Enzyme detergents are available in both powder and liquid form. The liquid form, however, is most desirable as it mixes easily and eliminates the potential for powder residues that are difficult to rinse off. As with all detergents, they must be measured accurately and combined with the correct quantity of water. This means measuring the water as well as the detergent. In order to facilitate the process, when manually cleaning or soaking instruments, it is helpful to mark the sink or container at 1-gallon intervals. This may be done with a magic marker and repeated when the marks fade.
When utilizing mechanical washers, the appropriate amount of detergent used per cycle is also critical. Because the process is automated the tendency is to assume the correct amount is being dispensed with each cycle. Periodic checks should be made of the detergent utilization per cycle. Check with the manufacturer of your equipment to determine how this is done. If it appears that your utilization of detergents is higher or lower than normal you should also check the washer.
When procedures are developed, healthcare workers should follow the Occupational Health and Safety Administration (OSHA)'s standards for blood and bloodborne pathogens. Decontamination attire consisting of head cover, impervious gown, fluid resistant facemask, goggles, cuffed gloves and shoe covers should be worn whenever processing scopes.
Decontamination activities should not be performed at the same time as sterilization or high-level disinfection activities when both processes are located in the same room. This can prevent cross contamination of the scope.
It is important to remember that when a device is released for use, you are in essence stating that the device is safe for use. If it is not safe, why was it released? It is also important to understand that in a court of law, the jury is not impressed with excuses. Correct processing of devices is not a luxury, it is what every patient deserves every time -- not just when we have the time.

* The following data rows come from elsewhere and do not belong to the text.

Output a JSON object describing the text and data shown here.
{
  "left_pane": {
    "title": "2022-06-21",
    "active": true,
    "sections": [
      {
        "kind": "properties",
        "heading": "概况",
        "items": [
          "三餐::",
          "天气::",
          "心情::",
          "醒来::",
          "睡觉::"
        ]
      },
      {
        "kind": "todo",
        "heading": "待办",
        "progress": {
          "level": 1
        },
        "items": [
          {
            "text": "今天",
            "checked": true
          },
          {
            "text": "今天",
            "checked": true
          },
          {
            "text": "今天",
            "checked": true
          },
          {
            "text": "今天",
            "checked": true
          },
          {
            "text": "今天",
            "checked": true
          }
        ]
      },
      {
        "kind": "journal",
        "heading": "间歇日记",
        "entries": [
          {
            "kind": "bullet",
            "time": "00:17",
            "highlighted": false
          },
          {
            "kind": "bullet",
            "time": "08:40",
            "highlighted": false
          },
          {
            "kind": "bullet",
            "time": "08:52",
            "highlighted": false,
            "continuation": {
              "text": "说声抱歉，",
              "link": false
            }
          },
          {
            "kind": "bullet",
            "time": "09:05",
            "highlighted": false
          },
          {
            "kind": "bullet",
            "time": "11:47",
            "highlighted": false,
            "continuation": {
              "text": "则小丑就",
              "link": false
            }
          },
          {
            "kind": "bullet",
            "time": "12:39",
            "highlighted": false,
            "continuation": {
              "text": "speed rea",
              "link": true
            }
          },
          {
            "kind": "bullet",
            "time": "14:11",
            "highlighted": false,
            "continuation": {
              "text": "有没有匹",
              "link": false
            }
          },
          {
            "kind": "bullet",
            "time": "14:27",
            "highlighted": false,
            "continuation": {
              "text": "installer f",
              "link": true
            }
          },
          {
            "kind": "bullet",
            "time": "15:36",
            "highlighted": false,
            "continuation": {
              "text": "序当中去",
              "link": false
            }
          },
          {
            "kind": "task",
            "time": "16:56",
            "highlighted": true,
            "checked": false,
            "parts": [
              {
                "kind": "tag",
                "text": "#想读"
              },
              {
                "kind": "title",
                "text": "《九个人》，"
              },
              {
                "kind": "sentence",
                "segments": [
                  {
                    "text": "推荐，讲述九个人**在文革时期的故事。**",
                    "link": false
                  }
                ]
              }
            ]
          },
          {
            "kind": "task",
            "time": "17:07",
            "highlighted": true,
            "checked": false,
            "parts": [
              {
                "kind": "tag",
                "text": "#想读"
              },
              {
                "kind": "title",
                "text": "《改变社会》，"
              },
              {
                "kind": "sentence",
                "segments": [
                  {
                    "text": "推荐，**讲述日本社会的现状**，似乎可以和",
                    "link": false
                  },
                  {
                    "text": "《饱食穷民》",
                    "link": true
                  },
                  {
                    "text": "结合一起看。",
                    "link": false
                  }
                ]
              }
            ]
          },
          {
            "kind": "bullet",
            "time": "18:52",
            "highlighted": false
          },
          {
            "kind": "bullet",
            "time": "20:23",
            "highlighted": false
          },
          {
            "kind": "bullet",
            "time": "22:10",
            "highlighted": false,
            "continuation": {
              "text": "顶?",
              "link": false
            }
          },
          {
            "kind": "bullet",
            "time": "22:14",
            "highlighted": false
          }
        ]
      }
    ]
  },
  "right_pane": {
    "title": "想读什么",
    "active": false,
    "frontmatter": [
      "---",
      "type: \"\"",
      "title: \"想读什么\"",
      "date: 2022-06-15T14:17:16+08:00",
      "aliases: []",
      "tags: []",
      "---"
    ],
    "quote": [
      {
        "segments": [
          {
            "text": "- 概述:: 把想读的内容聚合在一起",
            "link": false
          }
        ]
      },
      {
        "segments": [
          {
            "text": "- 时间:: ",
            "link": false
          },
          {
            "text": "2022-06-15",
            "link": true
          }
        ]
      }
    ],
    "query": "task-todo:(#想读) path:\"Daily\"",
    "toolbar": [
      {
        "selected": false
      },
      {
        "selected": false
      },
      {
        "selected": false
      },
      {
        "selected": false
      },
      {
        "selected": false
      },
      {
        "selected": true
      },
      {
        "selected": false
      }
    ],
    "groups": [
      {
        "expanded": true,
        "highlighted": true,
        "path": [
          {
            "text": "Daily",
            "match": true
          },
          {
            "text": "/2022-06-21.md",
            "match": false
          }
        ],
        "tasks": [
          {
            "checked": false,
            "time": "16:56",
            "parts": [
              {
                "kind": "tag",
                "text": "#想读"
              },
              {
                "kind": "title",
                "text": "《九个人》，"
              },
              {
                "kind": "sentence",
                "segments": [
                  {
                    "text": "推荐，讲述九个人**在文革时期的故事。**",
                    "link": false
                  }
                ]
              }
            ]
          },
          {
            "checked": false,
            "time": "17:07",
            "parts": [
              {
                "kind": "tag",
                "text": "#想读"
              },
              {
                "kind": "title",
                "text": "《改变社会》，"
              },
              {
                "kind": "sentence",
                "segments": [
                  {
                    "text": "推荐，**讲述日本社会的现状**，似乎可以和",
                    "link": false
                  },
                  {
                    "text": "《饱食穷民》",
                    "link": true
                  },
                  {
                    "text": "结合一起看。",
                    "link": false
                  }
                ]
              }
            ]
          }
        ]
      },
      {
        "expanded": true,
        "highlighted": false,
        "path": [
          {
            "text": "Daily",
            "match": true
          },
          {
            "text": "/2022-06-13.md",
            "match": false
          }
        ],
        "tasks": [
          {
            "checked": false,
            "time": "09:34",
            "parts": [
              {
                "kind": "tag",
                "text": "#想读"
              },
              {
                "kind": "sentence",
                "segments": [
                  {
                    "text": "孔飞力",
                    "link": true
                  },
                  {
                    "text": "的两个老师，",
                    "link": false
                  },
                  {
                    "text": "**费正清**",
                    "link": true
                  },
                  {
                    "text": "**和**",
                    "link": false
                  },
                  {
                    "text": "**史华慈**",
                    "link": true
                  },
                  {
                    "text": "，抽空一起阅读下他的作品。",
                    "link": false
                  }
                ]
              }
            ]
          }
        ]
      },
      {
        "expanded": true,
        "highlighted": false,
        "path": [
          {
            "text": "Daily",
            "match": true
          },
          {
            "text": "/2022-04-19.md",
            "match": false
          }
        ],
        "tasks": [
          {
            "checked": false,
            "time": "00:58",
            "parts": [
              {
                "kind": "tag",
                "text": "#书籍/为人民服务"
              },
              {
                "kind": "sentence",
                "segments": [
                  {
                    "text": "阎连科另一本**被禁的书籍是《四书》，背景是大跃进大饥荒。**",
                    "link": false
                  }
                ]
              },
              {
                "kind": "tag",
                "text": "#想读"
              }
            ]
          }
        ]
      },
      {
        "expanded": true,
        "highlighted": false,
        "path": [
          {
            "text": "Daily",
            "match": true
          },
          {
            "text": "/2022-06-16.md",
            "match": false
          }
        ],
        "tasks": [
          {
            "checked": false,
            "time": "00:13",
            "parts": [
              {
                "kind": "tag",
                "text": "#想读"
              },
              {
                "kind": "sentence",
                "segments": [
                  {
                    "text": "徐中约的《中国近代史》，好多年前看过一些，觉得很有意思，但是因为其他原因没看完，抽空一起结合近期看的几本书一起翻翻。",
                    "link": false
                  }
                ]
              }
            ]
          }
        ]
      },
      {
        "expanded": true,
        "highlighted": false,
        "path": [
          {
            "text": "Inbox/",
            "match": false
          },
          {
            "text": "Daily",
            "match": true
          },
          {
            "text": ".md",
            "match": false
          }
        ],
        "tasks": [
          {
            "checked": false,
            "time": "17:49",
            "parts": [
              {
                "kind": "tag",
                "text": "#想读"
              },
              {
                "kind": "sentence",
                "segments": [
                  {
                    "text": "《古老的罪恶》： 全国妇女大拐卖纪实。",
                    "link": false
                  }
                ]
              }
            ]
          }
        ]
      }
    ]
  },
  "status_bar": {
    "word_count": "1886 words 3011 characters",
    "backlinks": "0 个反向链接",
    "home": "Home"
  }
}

Nancy Chobin, RN, CSPDM, is the central service/sterile processing department educator for the Saint Barnabas Health Care System in Livingston, N.J. She is a member of AAMI, AORN, ASHCSP and IACHSMM. Sue Ellen Erickson, RN, MSN, CNOR is a perioperative consultant in New Jersey.